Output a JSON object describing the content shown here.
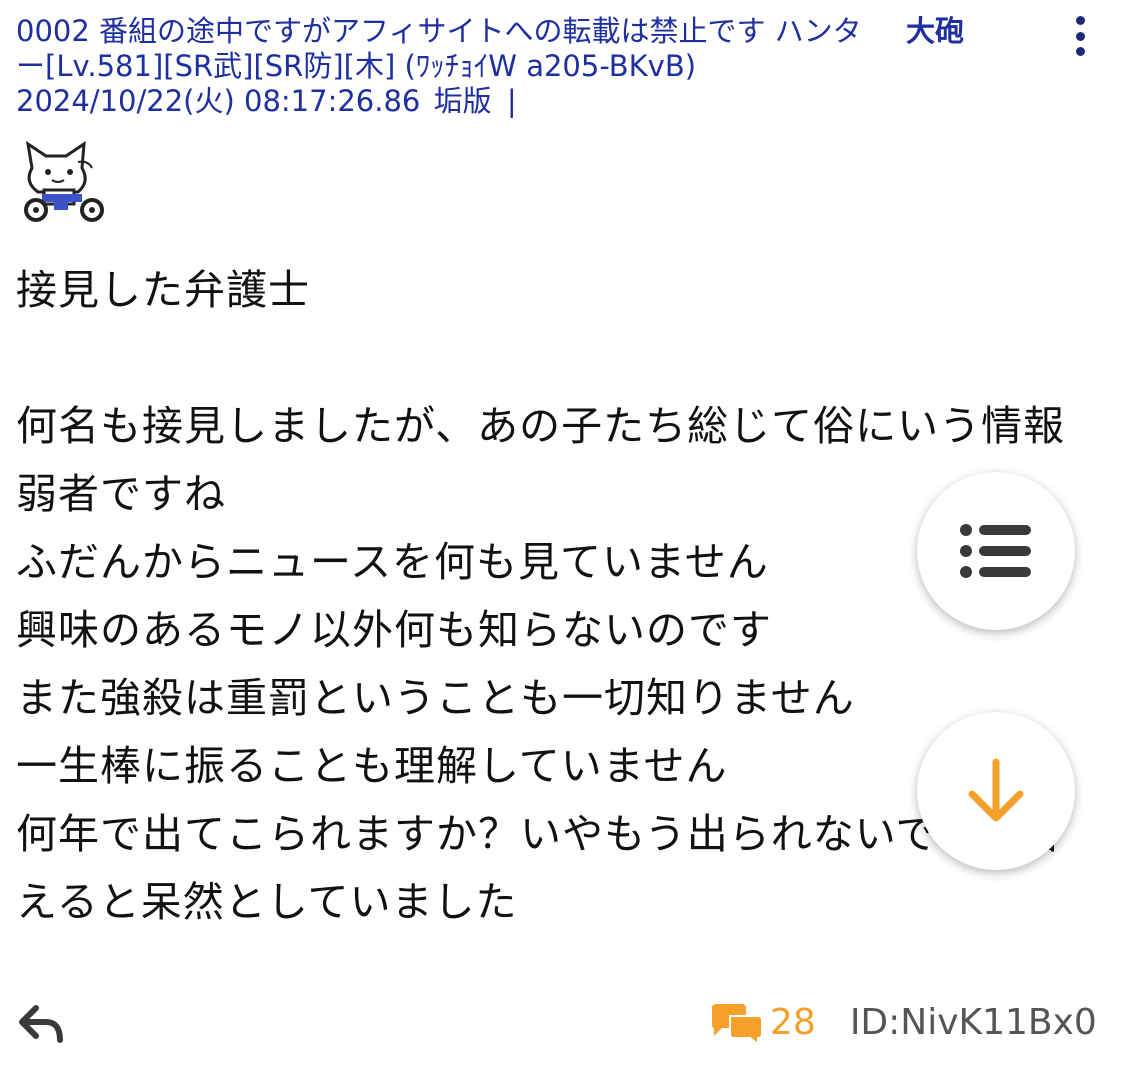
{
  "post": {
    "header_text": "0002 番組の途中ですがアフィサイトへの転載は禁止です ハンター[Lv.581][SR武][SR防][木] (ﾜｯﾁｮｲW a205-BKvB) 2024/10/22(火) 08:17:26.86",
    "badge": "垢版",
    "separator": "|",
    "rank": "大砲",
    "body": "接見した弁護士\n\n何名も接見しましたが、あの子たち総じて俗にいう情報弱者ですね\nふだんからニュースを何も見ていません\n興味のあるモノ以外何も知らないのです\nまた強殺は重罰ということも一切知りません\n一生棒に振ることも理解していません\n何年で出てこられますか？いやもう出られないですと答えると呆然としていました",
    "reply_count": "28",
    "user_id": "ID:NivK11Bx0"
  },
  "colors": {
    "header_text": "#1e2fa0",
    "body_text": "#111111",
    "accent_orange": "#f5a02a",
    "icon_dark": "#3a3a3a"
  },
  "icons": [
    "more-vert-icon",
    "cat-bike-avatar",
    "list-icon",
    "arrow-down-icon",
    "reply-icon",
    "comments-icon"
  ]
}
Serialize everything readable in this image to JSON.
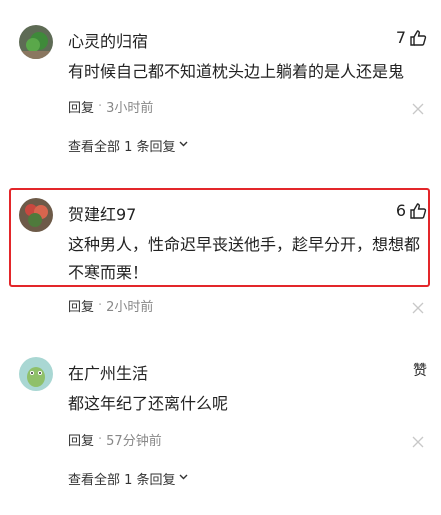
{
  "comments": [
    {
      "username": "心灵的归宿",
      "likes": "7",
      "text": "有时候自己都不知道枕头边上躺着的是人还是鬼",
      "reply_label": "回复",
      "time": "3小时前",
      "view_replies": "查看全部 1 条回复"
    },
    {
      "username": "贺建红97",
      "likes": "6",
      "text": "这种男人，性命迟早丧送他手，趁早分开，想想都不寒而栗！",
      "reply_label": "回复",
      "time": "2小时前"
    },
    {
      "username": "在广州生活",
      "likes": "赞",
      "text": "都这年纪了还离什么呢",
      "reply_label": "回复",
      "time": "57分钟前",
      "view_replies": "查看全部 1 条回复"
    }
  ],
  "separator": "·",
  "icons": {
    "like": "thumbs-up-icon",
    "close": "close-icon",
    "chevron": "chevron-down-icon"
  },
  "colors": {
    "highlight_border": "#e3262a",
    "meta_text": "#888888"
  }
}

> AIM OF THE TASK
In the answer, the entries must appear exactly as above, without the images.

> SOLUTION TO THE PROBLEM
Output a JSON object describing the content shown here.
{
  "post": {
    "header_text": "0002 番組の途中ですがアフィサイトへの転載は禁止です ハンター[Lv.581][SR武][SR防][木] (ﾜｯﾁｮｲW a205-BKvB) 2024/10/22(火) 08:17:26.86",
    "badge": "垢版",
    "separator": "|",
    "rank": "大砲",
    "body": "接見した弁護士\n\n何名も接見しましたが、あの子たち総じて俗にいう情報弱者ですね\nふだんからニュースを何も見ていません\n興味のあるモノ以外何も知らないのです\nまた強殺は重罰ということも一切知りません\n一生棒に振ることも理解していません\n何年で出てこられますか？いやもう出られないですと答えると呆然としていました",
    "reply_count": "28",
    "user_id": "ID:NivK11Bx0"
  },
  "colors": {
    "header_text": "#1e2fa0",
    "body_text": "#111111",
    "accent_orange": "#f5a02a",
    "icon_dark": "#3a3a3a"
  },
  "icons": [
    "more-vert-icon",
    "cat-bike-avatar",
    "list-icon",
    "arrow-down-icon",
    "reply-icon",
    "comments-icon"
  ]
}
Serialize everything readable in this image to JSON.
{
  "comments": [
    {
      "username": "心灵的归宿",
      "likes": "7",
      "text": "有时候自己都不知道枕头边上躺着的是人还是鬼",
      "reply_label": "回复",
      "time": "3小时前",
      "view_replies": "查看全部 1 条回复"
    },
    {
      "username": "贺建红97",
      "likes": "6",
      "text": "这种男人，性命迟早丧送他手，趁早分开，想想都不寒而栗！",
      "reply_label": "回复",
      "time": "2小时前"
    },
    {
      "username": "在广州生活",
      "likes": "赞",
      "text": "都这年纪了还离什么呢",
      "reply_label": "回复",
      "time": "57分钟前",
      "view_replies": "查看全部 1 条回复"
    }
  ],
  "separator": "·",
  "icons": {
    "like": "thumbs-up-icon",
    "close": "close-icon",
    "chevron": "chevron-down-icon"
  },
  "colors": {
    "highlight_border": "#e3262a",
    "meta_text": "#888888"
  }
}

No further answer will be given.